### Dataset extract
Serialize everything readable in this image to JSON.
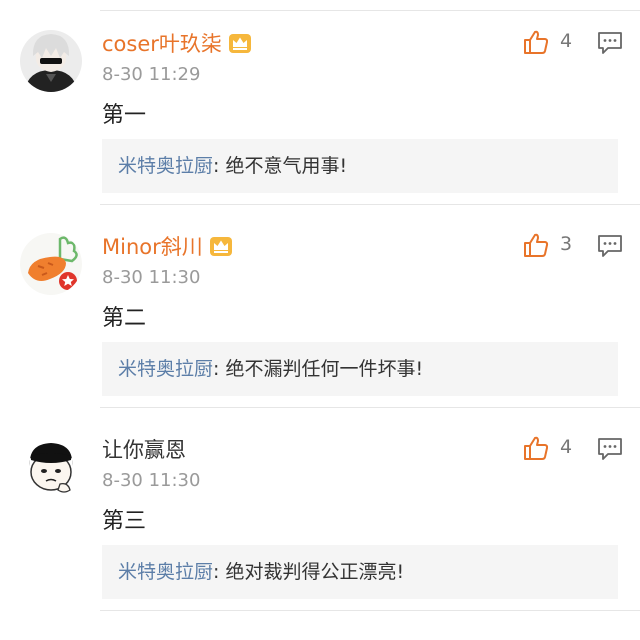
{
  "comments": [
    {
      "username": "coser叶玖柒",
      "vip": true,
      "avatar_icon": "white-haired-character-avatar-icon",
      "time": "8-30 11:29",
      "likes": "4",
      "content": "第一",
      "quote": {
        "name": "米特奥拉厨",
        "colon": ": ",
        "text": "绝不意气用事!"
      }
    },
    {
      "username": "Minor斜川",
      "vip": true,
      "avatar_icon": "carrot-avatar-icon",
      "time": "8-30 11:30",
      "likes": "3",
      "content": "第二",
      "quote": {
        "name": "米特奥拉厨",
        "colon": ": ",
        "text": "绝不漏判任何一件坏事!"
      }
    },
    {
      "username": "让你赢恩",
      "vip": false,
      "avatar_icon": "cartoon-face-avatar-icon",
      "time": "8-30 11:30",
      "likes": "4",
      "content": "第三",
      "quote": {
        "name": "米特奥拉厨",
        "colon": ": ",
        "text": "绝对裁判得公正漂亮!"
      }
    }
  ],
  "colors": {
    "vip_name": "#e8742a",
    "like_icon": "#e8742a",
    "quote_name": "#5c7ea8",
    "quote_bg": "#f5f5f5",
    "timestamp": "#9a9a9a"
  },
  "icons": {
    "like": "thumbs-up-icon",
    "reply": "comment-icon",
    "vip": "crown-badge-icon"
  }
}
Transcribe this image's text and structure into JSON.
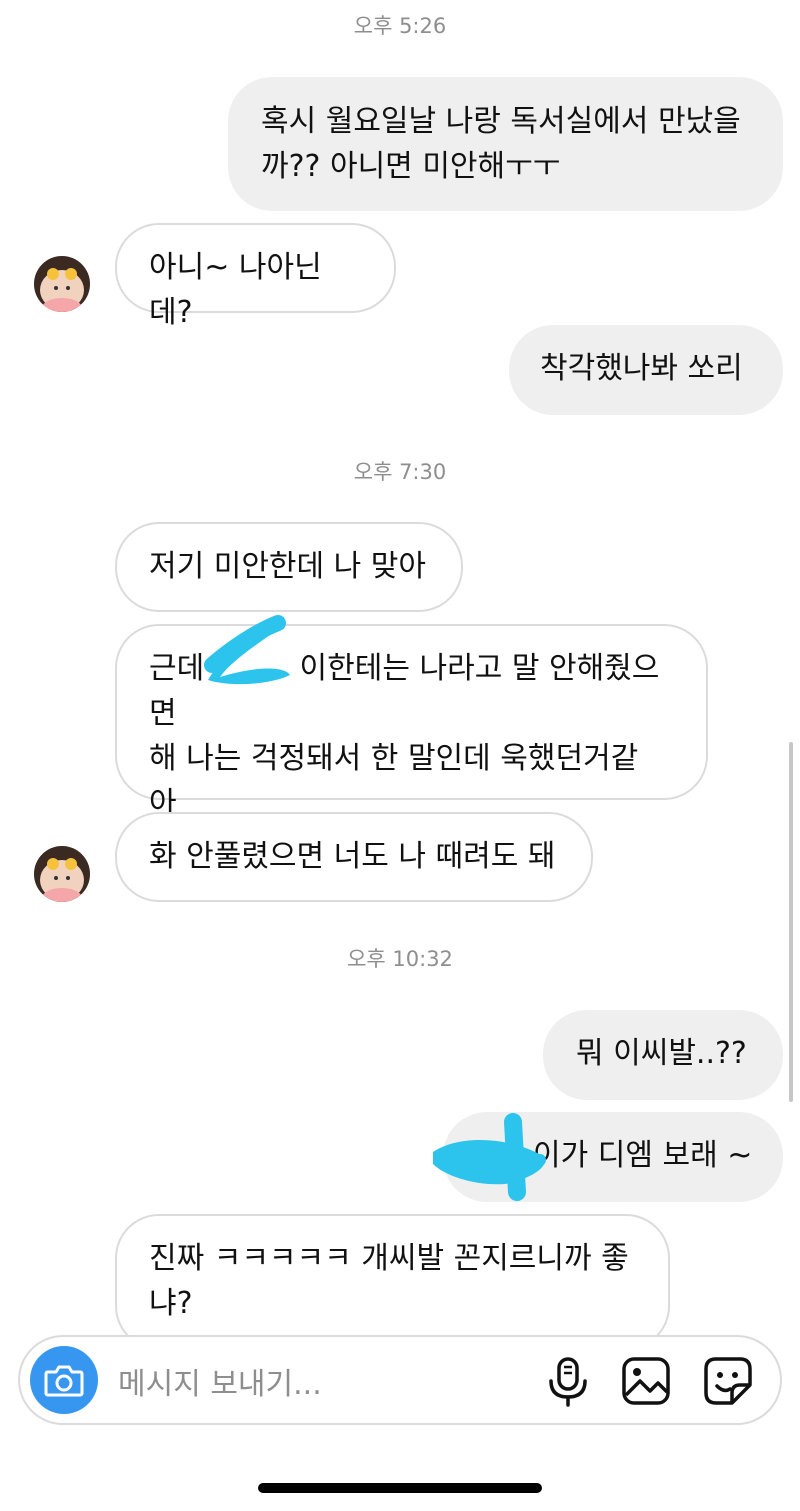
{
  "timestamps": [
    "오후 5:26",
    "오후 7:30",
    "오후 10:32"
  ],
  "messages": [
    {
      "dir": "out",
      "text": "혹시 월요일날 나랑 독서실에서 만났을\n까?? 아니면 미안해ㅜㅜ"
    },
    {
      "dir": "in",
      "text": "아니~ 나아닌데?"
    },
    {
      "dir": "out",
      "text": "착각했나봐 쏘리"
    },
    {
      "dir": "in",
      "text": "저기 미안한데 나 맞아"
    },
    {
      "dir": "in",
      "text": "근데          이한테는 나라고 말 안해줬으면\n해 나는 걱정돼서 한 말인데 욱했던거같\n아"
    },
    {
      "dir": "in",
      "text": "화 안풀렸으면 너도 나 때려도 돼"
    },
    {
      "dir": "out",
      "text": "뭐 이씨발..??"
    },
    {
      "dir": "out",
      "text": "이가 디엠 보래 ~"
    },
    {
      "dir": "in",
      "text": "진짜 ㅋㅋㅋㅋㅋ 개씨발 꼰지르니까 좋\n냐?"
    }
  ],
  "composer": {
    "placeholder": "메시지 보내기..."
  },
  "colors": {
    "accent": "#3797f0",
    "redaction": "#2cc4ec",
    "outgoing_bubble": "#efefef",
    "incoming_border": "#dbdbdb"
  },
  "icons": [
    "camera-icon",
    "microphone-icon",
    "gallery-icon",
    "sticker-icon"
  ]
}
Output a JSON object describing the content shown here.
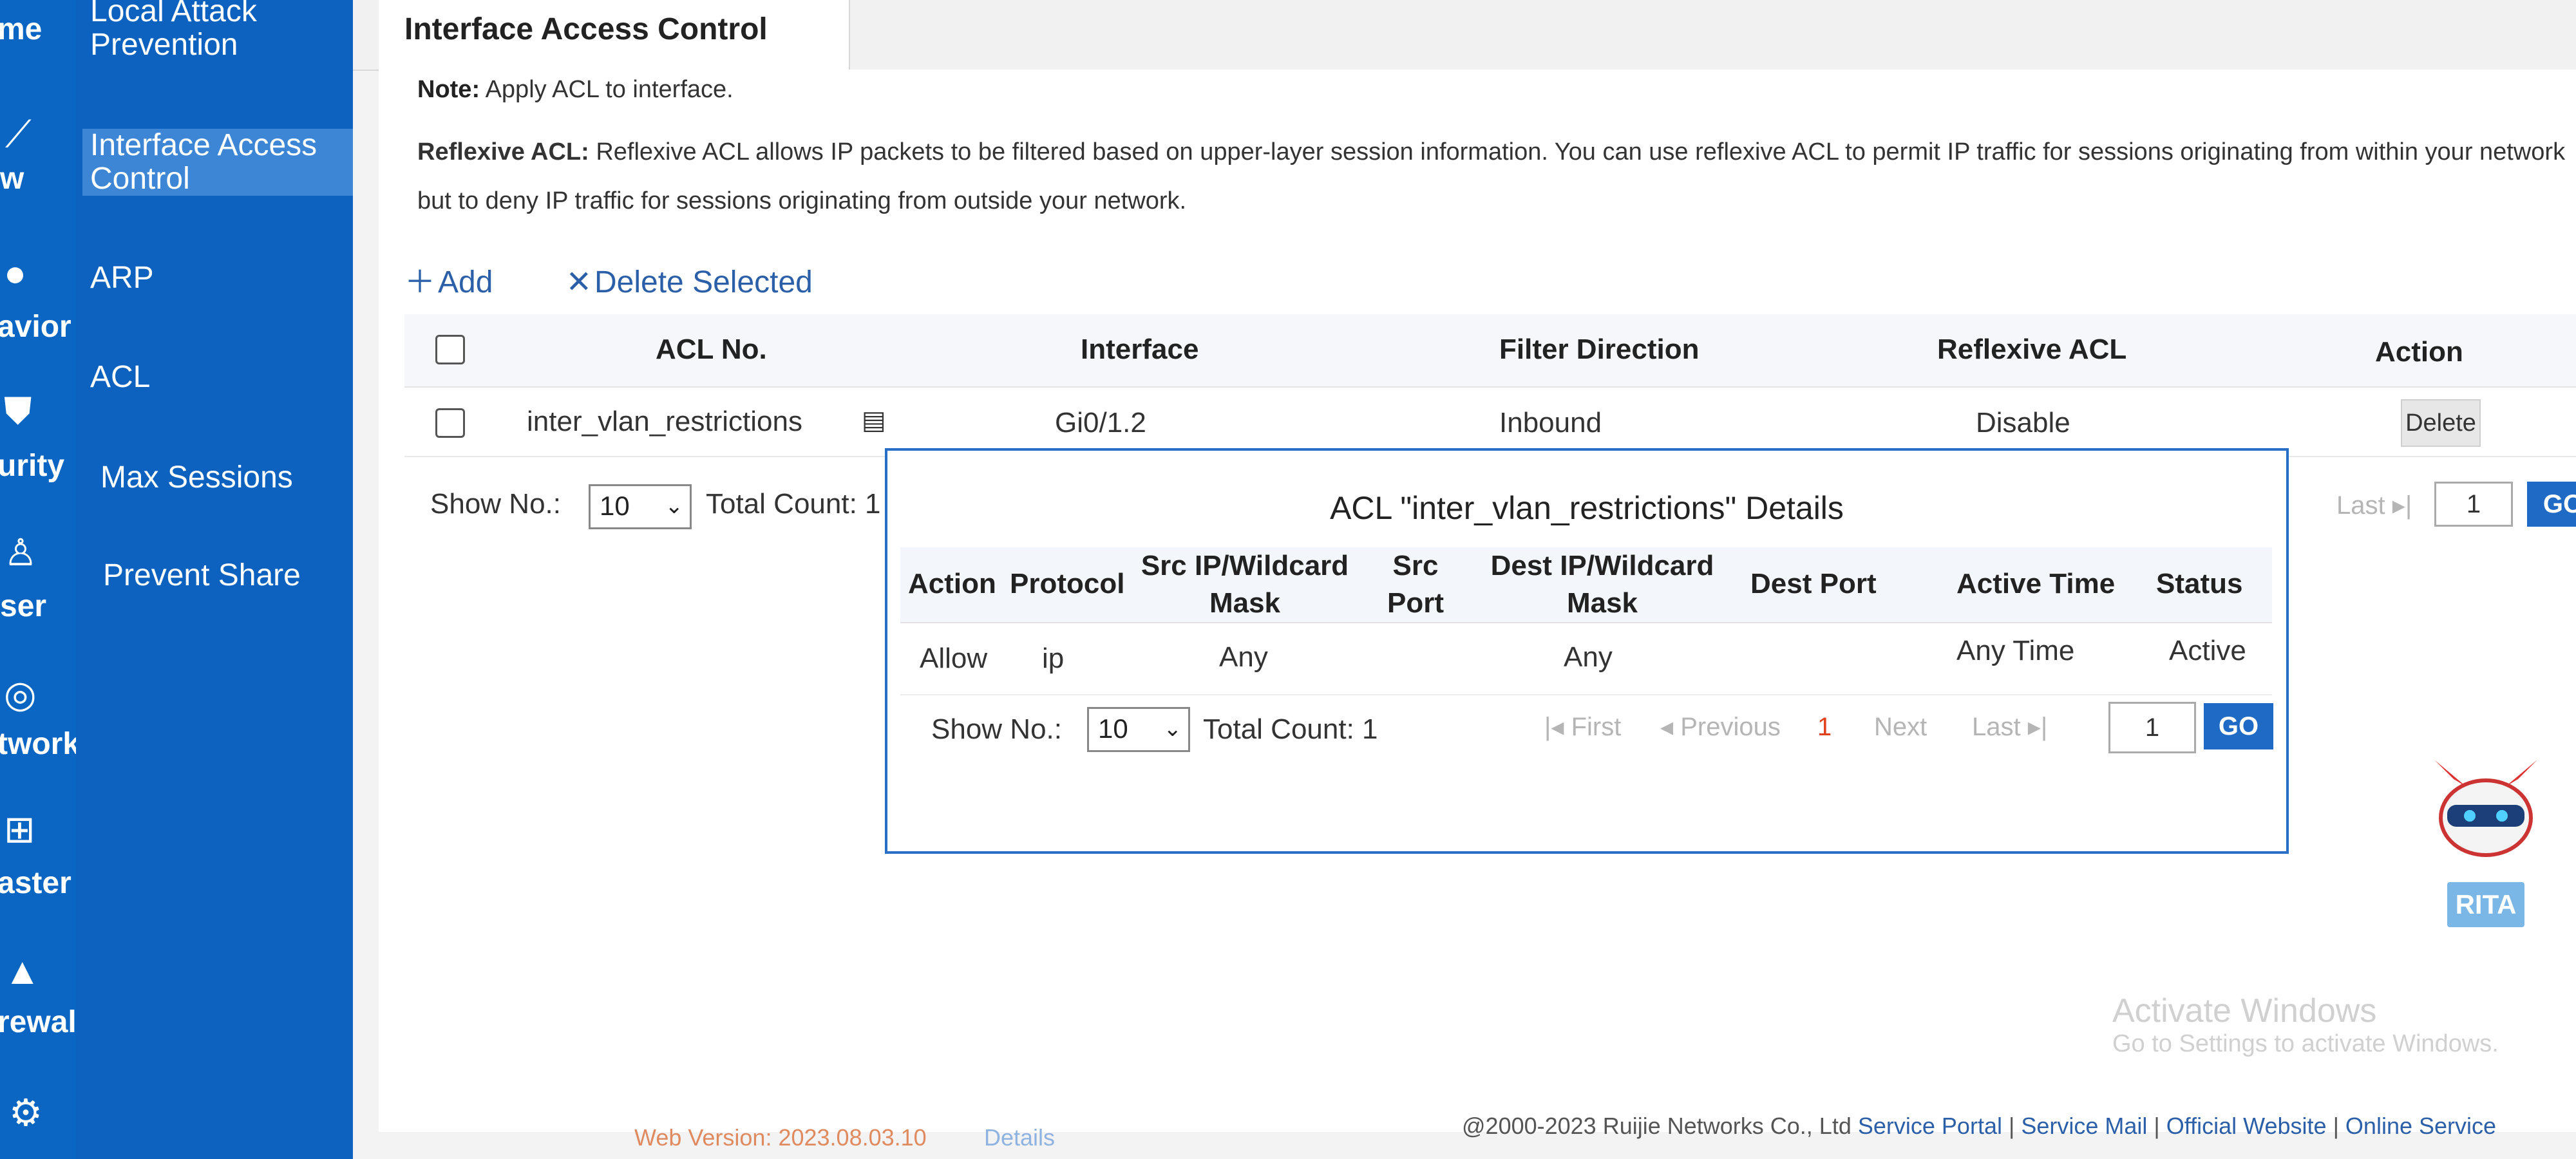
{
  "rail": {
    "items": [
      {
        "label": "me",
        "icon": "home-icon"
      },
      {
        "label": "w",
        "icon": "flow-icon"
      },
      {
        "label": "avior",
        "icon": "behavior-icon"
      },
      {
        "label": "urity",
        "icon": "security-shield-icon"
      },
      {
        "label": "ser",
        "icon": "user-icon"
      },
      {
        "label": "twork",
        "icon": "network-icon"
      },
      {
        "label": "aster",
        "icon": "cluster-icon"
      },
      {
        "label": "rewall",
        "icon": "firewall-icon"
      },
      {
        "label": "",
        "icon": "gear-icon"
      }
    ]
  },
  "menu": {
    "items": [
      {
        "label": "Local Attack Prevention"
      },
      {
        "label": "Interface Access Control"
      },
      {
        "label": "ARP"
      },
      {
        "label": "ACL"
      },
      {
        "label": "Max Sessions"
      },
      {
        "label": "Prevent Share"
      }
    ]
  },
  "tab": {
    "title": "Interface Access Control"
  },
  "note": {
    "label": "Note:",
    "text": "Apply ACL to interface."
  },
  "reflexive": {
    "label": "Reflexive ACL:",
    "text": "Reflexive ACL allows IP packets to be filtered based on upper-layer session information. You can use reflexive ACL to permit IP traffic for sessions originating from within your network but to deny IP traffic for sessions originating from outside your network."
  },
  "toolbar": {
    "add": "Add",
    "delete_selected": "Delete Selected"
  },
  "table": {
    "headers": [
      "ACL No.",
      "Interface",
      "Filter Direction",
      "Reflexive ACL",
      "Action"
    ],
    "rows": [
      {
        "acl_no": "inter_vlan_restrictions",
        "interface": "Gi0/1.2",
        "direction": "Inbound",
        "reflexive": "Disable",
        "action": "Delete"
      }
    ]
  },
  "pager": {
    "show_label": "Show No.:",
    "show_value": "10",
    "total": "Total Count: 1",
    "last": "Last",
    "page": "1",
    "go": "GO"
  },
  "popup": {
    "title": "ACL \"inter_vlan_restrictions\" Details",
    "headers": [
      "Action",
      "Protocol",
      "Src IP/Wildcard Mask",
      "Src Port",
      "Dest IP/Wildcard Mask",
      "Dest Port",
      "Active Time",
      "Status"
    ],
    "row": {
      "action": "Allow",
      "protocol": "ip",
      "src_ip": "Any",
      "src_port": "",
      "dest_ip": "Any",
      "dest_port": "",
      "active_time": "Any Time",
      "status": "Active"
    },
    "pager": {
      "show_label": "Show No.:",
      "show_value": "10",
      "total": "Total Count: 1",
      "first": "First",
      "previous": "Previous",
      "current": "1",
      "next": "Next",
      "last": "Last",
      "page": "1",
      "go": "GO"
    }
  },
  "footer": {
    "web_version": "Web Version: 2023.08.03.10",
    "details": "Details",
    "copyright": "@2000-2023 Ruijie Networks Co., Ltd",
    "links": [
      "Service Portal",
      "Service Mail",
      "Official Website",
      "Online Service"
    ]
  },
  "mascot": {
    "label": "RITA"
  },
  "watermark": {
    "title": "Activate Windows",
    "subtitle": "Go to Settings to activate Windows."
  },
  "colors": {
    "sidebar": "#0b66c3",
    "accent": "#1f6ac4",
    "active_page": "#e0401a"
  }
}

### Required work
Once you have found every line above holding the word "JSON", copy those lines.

### Solved problem
Serialize everything readable in this image to JSON.
Transcribe this image's text and structure into JSON.
Output a JSON object describing the content shown here.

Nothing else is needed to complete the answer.